Exhibit honoring Holocaust survivor Eva Kor opens in downtown Indianapolis
The Indiana Historical Society (IHS)’s newest exhibit, Eva Kor from Auschwitz to Indiana, opens March 12 at the Eugene and Marilyn Glick Indiana History Center, located at 450 W. Ohio St. in downtown Indianapolis.
We got a preview of the exhibit which tells the remarkable story of Eva Mozes Kor, who survived Auschwitz as a child and the experiments of Dr. Joseph Mengele, and grew up to be one of the most influential Holocaust educators and activists in the world. She launched a global manhunt for Mengele, organized other survivors, and educated millions about what happened during the Holocaust and about her vision of empowerment and forgiveness.
“The core of Eva’s story is how she dealt with the experience of going through the holocaust,” said the President and CEO of the Indiana Historical Society, Jody Blankenship as he showed us the exhibit. “What I think is more important is after that, how she came to terms with that experience and how she became an advocate to say the Holocaust occurred and these were the atrocities that happened, but then how she dealt with it and the journey to forgiveness.”
The exhibit features both unique content and technology. For instance, there is a virtual reality experience in which visitors are able to visit Auschwitz.
“While you’re here in the exhibit, you’re able to put on the Oculus goggles and take a tour of Auschwitz,” said Blankenship.
“That was something that she did regularly was go to Auschwitz and give tours,” said director of exhibitions research Daniel Gonzales. “This preserves that story in probably the closest way you can do.”

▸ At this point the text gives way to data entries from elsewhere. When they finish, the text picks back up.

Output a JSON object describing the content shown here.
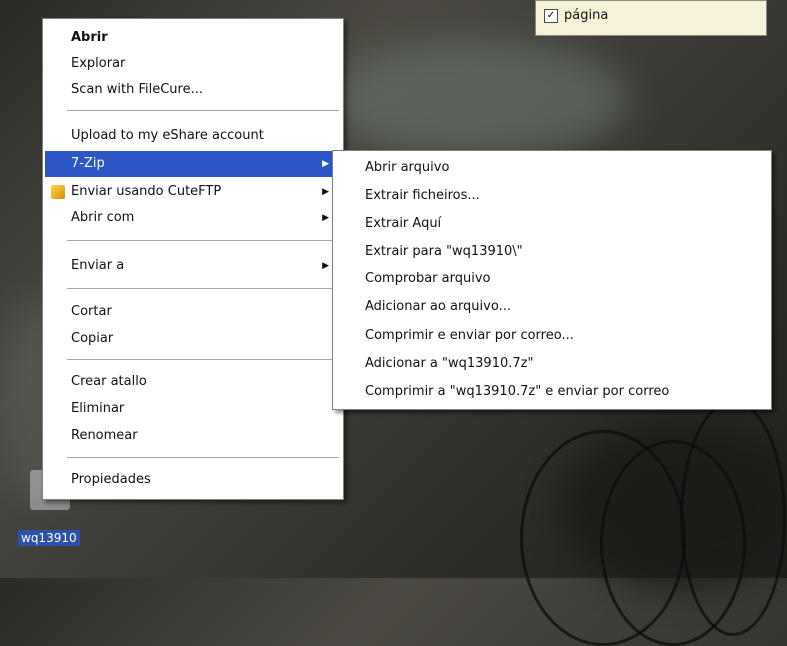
{
  "window_fragment": {
    "checkbox": "✓",
    "label": "página"
  },
  "desktop_icon": {
    "label": "wq13910"
  },
  "context_menu": {
    "items": [
      {
        "label": "Abrir"
      },
      {
        "label": "Explorar"
      },
      {
        "label": "Scan with FileCure..."
      },
      {
        "label": "Upload to my eShare account"
      },
      {
        "label": "7-Zip",
        "submenu": "▶"
      },
      {
        "label": "Enviar usando CuteFTP",
        "submenu": "▶"
      },
      {
        "label": "Abrir com",
        "submenu": "▶"
      },
      {
        "label": "Enviar a",
        "submenu": "▶"
      },
      {
        "label": "Cortar"
      },
      {
        "label": "Copiar"
      },
      {
        "label": "Crear atallo"
      },
      {
        "label": "Eliminar"
      },
      {
        "label": "Renomear"
      },
      {
        "label": "Propiedades"
      }
    ]
  },
  "submenu_7zip": {
    "items": [
      "Abrir arquivo",
      "Extrair ficheiros...",
      "Extrair Aquí",
      "Extrair para \"wq13910\\\"",
      "Comprobar arquivo",
      "Adicionar ao arquivo...",
      "Comprimir e enviar por correo...",
      "Adicionar a \"wq13910.7z\"",
      "Comprimir a \"wq13910.7z\" e enviar por correo"
    ]
  },
  "colors": {
    "selection": "#2c55c6",
    "desktop_selection": "#2d50a8"
  }
}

Though Eva Kor is now gone, the new exhibit allows her to continue shining a light on darkened corners of history that might otherwise be forgotten?